*** Working data ***

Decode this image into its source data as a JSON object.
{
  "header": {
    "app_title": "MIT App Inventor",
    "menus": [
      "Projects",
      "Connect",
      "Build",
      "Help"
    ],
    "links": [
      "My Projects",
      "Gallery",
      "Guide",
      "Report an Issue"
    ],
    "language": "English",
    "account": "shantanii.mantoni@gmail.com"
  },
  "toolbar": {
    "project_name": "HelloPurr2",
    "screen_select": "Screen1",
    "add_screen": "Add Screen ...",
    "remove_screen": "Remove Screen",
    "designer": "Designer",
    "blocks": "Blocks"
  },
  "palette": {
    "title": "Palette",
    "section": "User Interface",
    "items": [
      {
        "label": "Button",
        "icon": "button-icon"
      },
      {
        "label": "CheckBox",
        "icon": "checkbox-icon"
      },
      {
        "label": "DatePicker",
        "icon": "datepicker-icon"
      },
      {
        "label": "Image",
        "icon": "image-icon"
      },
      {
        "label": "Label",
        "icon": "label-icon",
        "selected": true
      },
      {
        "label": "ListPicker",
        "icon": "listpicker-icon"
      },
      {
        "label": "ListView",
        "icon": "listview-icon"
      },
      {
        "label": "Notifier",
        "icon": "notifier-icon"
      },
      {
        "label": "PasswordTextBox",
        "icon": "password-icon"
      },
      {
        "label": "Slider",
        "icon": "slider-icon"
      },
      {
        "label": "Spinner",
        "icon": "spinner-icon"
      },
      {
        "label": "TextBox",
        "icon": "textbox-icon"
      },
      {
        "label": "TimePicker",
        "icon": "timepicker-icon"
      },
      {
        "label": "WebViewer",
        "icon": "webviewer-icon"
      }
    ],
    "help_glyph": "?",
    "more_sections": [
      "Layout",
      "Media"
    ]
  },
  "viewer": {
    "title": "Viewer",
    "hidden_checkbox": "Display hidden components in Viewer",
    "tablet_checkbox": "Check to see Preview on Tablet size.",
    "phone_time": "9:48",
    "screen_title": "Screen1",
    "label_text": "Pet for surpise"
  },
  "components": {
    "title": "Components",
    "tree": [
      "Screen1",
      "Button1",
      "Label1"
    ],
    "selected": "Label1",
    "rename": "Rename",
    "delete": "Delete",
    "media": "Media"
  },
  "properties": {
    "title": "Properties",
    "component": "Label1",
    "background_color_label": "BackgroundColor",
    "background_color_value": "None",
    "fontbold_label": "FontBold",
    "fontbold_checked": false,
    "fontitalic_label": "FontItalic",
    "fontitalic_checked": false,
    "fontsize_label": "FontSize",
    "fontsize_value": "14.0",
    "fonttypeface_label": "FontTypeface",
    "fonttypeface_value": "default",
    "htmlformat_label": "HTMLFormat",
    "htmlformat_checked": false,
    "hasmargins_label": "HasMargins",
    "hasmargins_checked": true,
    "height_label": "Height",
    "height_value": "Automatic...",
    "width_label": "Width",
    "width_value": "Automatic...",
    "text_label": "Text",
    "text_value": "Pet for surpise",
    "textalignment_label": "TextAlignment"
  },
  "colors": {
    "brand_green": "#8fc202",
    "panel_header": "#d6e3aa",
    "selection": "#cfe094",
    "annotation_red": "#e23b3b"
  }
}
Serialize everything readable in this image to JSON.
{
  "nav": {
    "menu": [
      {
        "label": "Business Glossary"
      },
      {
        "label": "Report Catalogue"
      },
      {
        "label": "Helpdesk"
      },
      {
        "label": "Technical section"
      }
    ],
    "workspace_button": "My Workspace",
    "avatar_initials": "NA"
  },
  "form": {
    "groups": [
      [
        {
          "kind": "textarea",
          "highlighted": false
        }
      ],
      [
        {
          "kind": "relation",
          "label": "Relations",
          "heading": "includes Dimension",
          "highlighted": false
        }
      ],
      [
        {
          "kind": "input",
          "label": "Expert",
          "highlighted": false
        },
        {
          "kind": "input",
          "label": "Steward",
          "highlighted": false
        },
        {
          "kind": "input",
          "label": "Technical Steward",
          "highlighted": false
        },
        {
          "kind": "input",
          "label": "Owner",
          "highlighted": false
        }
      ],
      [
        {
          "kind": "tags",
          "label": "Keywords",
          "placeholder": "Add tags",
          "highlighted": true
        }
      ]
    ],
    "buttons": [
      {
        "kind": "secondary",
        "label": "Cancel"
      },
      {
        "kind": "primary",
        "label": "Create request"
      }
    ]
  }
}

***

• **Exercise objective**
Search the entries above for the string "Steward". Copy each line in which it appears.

• **Worked solution**
          "label": "Steward",
          "label": "Technical Steward",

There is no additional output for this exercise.